the bat experiments
The world has far more bats than most people realize. In fact, about a quarter of all mammal species–some eleven hundred in all–are bats. They range in size from tiny bumblebee bats, which really are no bigger than bumblebees and therefore are the smallest of all mammals, up to the magnificent flying foxes of Australia and south Asia, which can have wingspans of six feet.
At times in the past attempts have been made to capitalize on bats’ special qualities. In the Second World War, the American military invested a great deal of time and money in an extraordinary plan to arm bats with tiny incendiary bombs and to release them in vast numbers–as many as a million at a time–from planes over Japan.

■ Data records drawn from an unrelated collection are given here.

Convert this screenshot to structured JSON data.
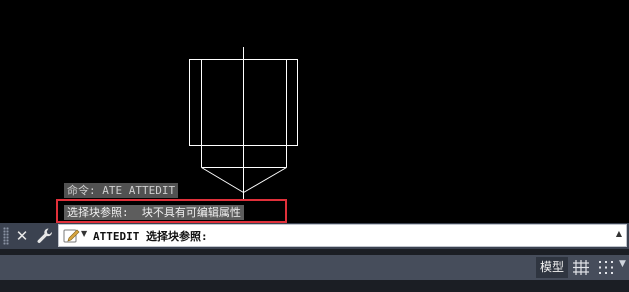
{
  "command_history": [
    "命令: ATE ATTEDIT",
    "选择块参照:  块不具有可编辑属性"
  ],
  "command_line": {
    "prompt": "ATTEDIT 选择块参照:",
    "close_label": "✕"
  },
  "status_bar": {
    "model_tab": "模型"
  },
  "colors": {
    "canvas_background": "#000000",
    "drawing_lines": "#ffffff",
    "highlight_border": "#e0303a",
    "command_bar": "#3b4250",
    "status_bar": "#464d5b"
  },
  "icons": {
    "grip": "grip-icon",
    "close": "close-icon",
    "customize": "wrench-icon",
    "recent_commands": "command-pen-icon",
    "grid": "grid-icon",
    "snap": "snap-icon"
  }
}
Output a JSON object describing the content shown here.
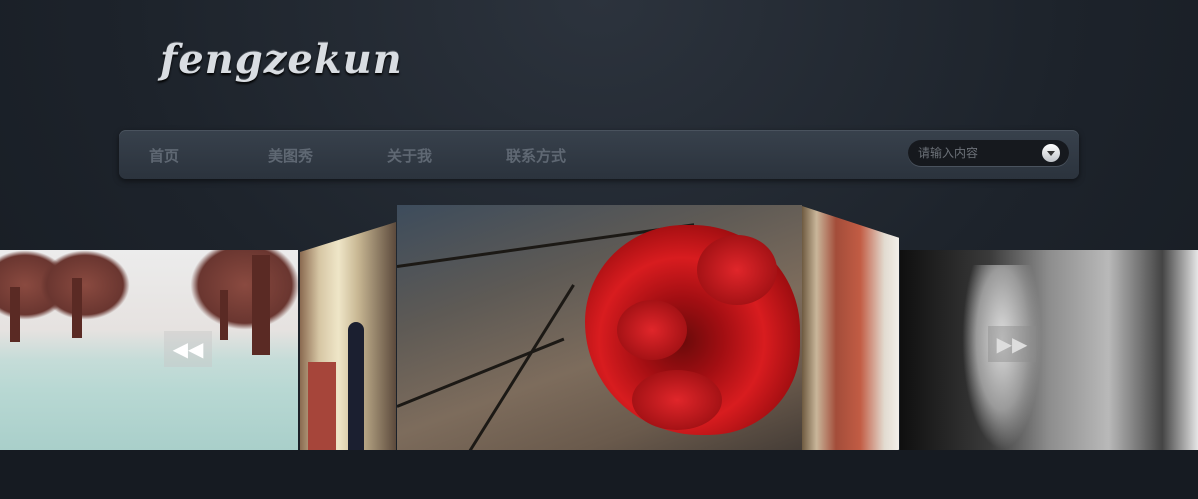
{
  "logo": {
    "text": "fengzekun"
  },
  "nav": {
    "items": [
      {
        "label": "首页"
      },
      {
        "label": "美图秀"
      },
      {
        "label": "关于我"
      },
      {
        "label": "联系方式"
      }
    ]
  },
  "search": {
    "placeholder": "请输入内容",
    "value": ""
  },
  "carousel": {
    "prev_icon": "rewind-icon",
    "next_icon": "fast-forward-icon",
    "prev_glyph": "◀◀",
    "next_glyph": "▶▶",
    "slides": [
      {
        "subject": "snowy-trees-photo"
      },
      {
        "subject": "alley-figure-photo"
      },
      {
        "subject": "red-rose-photo"
      },
      {
        "subject": "brick-street-photo"
      },
      {
        "subject": "tunnel-dancer-photo"
      }
    ]
  },
  "colors": {
    "background": "#1d232b",
    "nav": "#333b45",
    "nav_text": "#5f6873",
    "accent": "#d81c1f"
  }
}
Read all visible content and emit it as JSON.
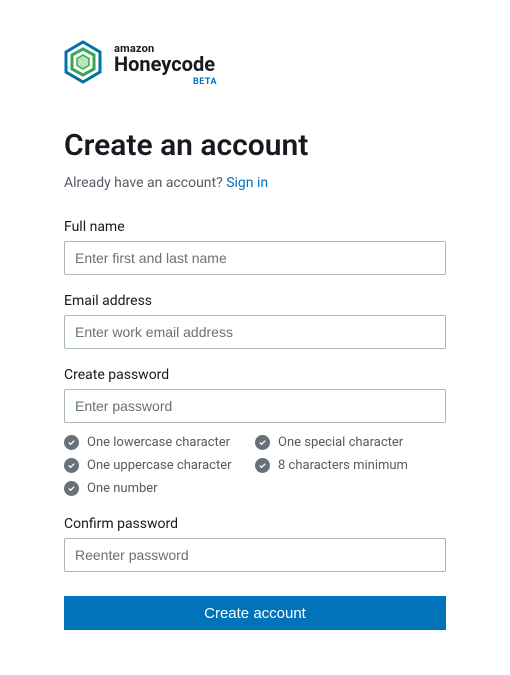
{
  "brand": {
    "amazon": "amazon",
    "product": "Honeycode",
    "beta": "BETA"
  },
  "heading": "Create an account",
  "have_account_text": "Already have an account? ",
  "sign_in_link": "Sign in",
  "fields": {
    "full_name": {
      "label": "Full name",
      "placeholder": "Enter first and last name",
      "value": ""
    },
    "email": {
      "label": "Email address",
      "placeholder": "Enter work email address",
      "value": ""
    },
    "password": {
      "label": "Create password",
      "placeholder": "Enter password",
      "value": ""
    },
    "confirm": {
      "label": "Confirm password",
      "placeholder": "Reenter password",
      "value": ""
    }
  },
  "password_requirements": [
    "One lowercase character",
    "One special character",
    "One uppercase character",
    "8 characters minimum",
    "One number"
  ],
  "submit_label": "Create account"
}
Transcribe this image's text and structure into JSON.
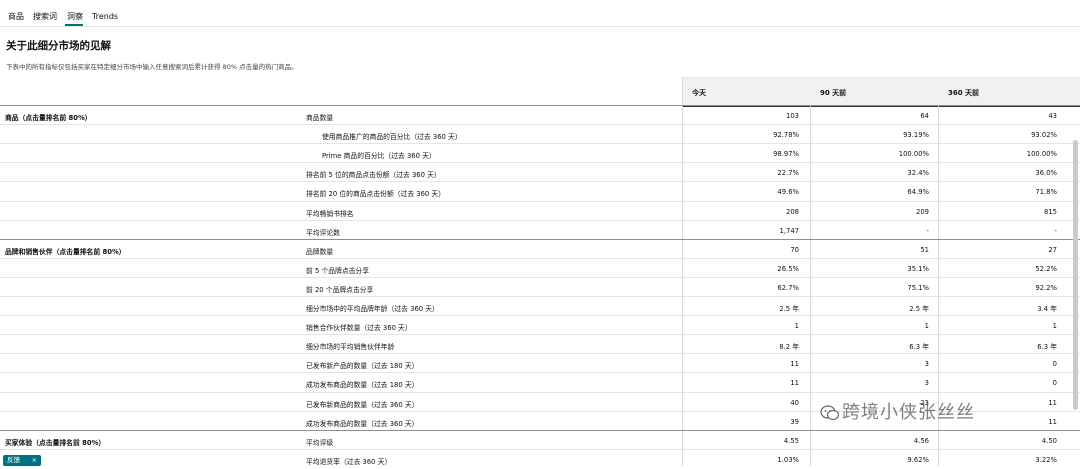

The idea was that the bats would roost in eaves and roof spaces, and that soon afterward tiny detonators on timers would go off and they would burst into flames, causing hundreds of thousands of fires.
Creating sufficiently tiny bombs and timers required a great deal of experiment and ingenuity, but finally in the spring of 1943 work had progressed sufficiently that a trial was set to take place at Muroc Lake, California. It would be putting it mildly to say that matters didn’t go quite to plan. Remarkably for an experiment, the bats were fully armed with live bomblets when released. This proved not to be a good idea. The bats failed to light on any of the designated targets, but did destroy all the hangars and most of the storage buildings at the Muroc Lake airport, as well as an army general’s car. The general’s report on the day’s events must have made interesting reading. In any case, the program was canceled soon afterward.
A rather less harebrained, but ultimately no more successful, plan to make use of bats was conceived by a Dr. Charles A. R. Campbell of Tulane University Medical School. Campbell’s idea was to build giant “bat towers,” where bats would roost and breed, and then go out to eat mosquitoes. This, Campbell believed, would substantially reduce malaria and also provide guano in commercially worthwhile quantities. Several of the towers were built, and some actually still stand, if precariously, but they never worked. Bats, it turns out, don’t like to be told where to live.
. . . Merlin D. Tuttle, America’s leading bat authority and founder of Bat Conservational International, a charity for bats, related a case, reported in The New Yorker in 1988, in which public health officials in Texas told a farmer that if he didn’t kill the bats in a cave on his land, he and his family and their livestock would be at grave risk of contracting rabies. At their instructions, the farmer filled the cave with kerosene and lit it. The conflagration killed about a quarter of a million bats. When Tuttle interviewed the farmer later, he asked him how long his family had owned the property. About a century, the farmer replied. And in all that time, Tuttle went on, had they ever been troubled by rabies? No, the farmer responded.
“And when I explained to him the value of the bats and what he’d done, he actually broke down and cried,” Tuttle said. In fact, as Tuttle pointed out, “more people die of food poisoning at church picnics annually than have died in all history from contact with bats.”
– At Home A Short History of Private Life by Bill Bryson